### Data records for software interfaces
━━━━━━━━━━━━━━━━━━━━

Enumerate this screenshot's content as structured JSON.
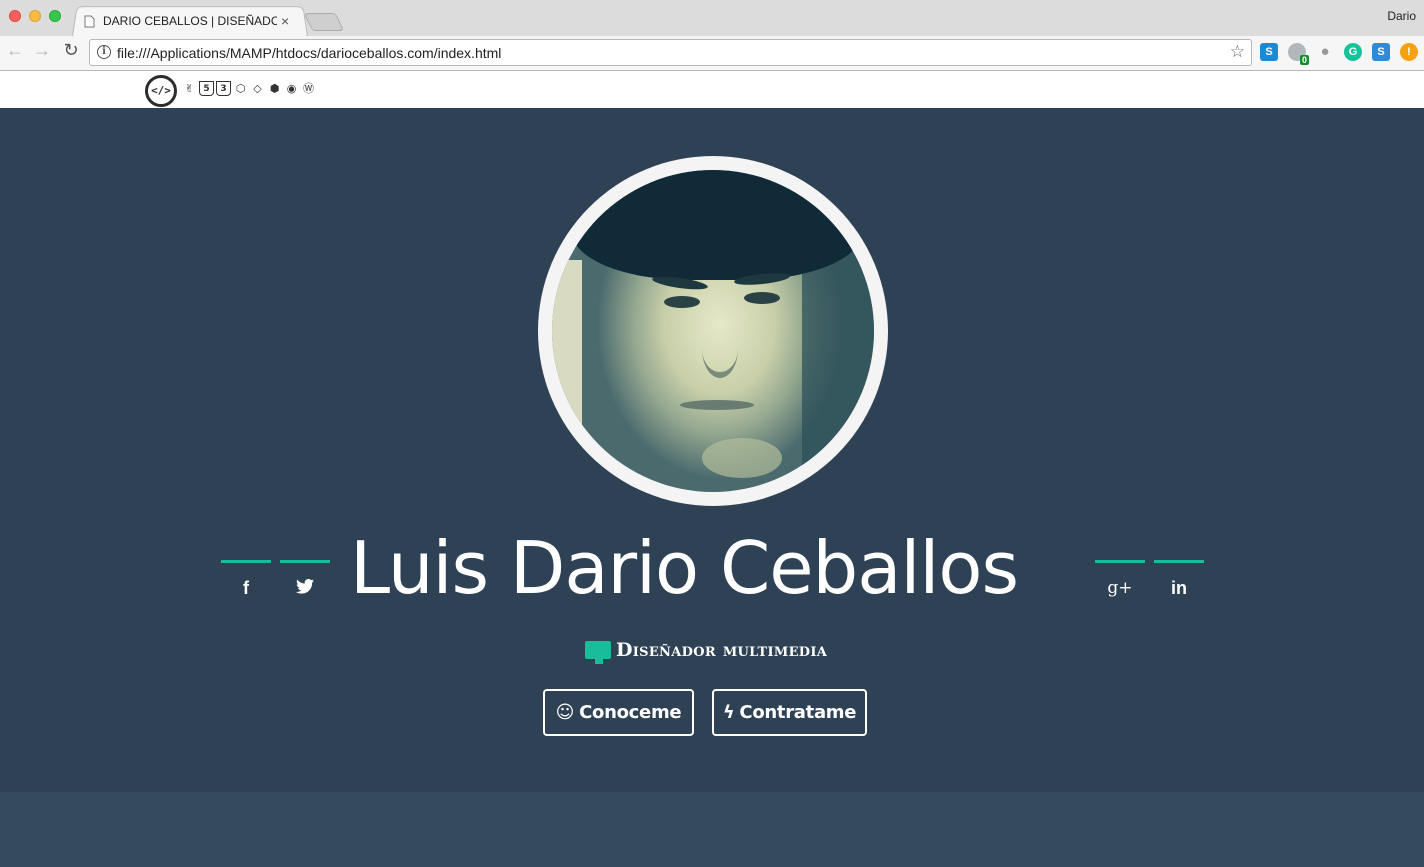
{
  "browser": {
    "tab_title": "DARIO CEBALLOS | DISEÑADOR",
    "tab_close": "×",
    "profile_name": "Dario",
    "url": "file:///Applications/MAMP/htdocs/darioceballos.com/index.html",
    "back": "←",
    "forward": "→",
    "reload": "↻",
    "info": "i",
    "star": "☆",
    "extensions": [
      {
        "name": "skype-extension-icon",
        "label": "S",
        "color": "#1a8ad4"
      },
      {
        "name": "counter-extension-icon",
        "label": "0",
        "color": "#9aa3a8"
      },
      {
        "name": "ghostery-extension-icon",
        "label": "",
        "color": "#a7a7a7"
      },
      {
        "name": "grammarly-extension-icon",
        "label": "G",
        "color": "#15c39a"
      },
      {
        "name": "screenshot-extension-icon",
        "label": "S",
        "color": "#2f8ad8"
      },
      {
        "name": "alert-extension-icon",
        "label": "!",
        "color": "#f4a211"
      }
    ]
  },
  "site": {
    "logo": "</>",
    "skills": [
      "✌",
      "5",
      "3",
      "⬡",
      "◇",
      "⬢",
      "◉",
      "Ⓦ"
    ],
    "name": "Luis Dario Ceballos",
    "subtitle": "Diseñador multimedia",
    "social": {
      "facebook": "f",
      "twitter": "✦",
      "googleplus": "g+",
      "linkedin": "in"
    },
    "buttons": {
      "about_icon": "☺",
      "about": "Conoceme",
      "hire_icon": "ϟ",
      "hire": "Contratame"
    },
    "colors": {
      "hero_bg": "#2f4154",
      "accent": "#1abc9c"
    }
  }
}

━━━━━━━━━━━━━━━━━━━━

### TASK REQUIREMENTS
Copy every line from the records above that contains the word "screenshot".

### SOLVED PROBLEM
Enumerate this screenshot's content as structured JSON.
        "name": "screenshot-extension-icon",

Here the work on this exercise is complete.